A “comprehensive” communications plan is being prepared for the roll-out of the Covid-19 vaccine which will deal with people’s fears and concerns about the jab, the Dáil has been told.

Minister for Health Stephen Donnelly highlighted the State's success at dealing with a previous anti-vaccination campaign on the HPV (humanpapillomavirus) jab, which offers protection against a number of disease including cervical cancer.

He said a “lot of work” is going on in the Department of Health and across Government on a communications strategy.

Hospital Report

“It is about listening to people’s concerns and taking them seriously. It is also about providing the medical and scientific experts to engage with people and address their concerns.”


Mr Donnelly was responding during health questions to People Before Profit TD Gino Kenny who said that one of the “enormous challenges” in the roll-out of the inoculation campaign is the fear people may have about the vaccine. “There are people in society who will seek to stoke up that fear,” he warned.

The Minister said Ireland has a very good track record on vaccination programmes but acknowledged the problems and said the HPV vaccine had an 80 per cent uptake until the “anti-vaccine movement then rolled into town across Europe”.


He said uptake, “based largely on misinformation”, fell from 80 per cent to 50 per cent.

But he said that “thanks to an enormous effort across Ireland and some notable advocacy, uptake of the HPV vaccine has increased again from 50 per cent to 80 per cent. This will save an awful lot of lives.”

Earlier this week Taoiseach Micheál Martin also warned of the need “to make sure that fake news doesn’t get prevalent or get promoted on various digital platforms”.

He reminded the Dáil about an anti-vaccination campaign during the roll-out of MMR (measles mumps rubella) vaccination, when he was minister for health. He said there was a furore at the time and “huge damage” was done.

“We had to put up with measles outbreaks for two or three years and children being very ill and in some cases lost their lives as a result of that campaign.”

Mr Martin added: “We need to be very strong and positive in support of vaccination to eliminate a virus that has caused such devastation, mayhem and death across the world.

“The whole objective of vaccination historically has been to eliminate such diseases and such viruses.

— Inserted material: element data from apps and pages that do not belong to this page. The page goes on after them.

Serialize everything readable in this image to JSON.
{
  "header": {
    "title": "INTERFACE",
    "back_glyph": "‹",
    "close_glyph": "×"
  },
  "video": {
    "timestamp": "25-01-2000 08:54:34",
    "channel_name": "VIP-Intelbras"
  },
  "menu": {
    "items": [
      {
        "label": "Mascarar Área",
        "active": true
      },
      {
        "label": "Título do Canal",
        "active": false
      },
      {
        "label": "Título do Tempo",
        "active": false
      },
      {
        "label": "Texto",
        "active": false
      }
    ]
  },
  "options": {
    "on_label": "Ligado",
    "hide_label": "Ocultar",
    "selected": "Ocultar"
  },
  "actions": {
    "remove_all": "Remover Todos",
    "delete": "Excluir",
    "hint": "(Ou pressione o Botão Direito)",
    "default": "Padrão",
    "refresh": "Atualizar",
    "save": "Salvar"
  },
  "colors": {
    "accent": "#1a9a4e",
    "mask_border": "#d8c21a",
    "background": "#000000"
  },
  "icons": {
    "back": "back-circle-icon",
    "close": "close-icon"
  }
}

“And the history of vaccinations has been an extraordinary one, in terms of the 20th century for example, in terms of the transformation in health care and outcomes, which is often forgotten as times move on.

“That which was horrendous in one era becomes commonplace in the next era and of no consequence because of vaccines and medicines generally.”

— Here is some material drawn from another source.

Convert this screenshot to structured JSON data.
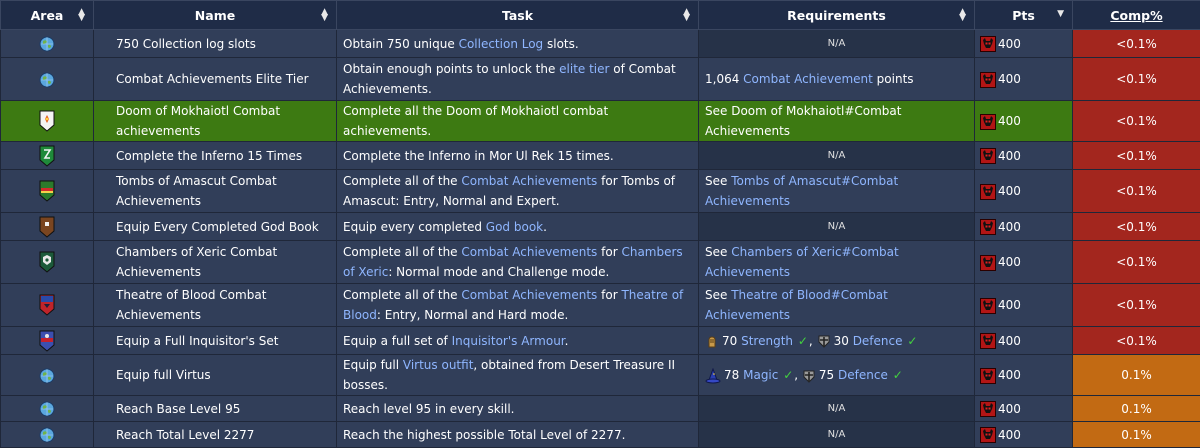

Marie O'Halloran

Marie O'Halloran

Marie O'Halloran is Parliamentary Correspondent of The Irish Times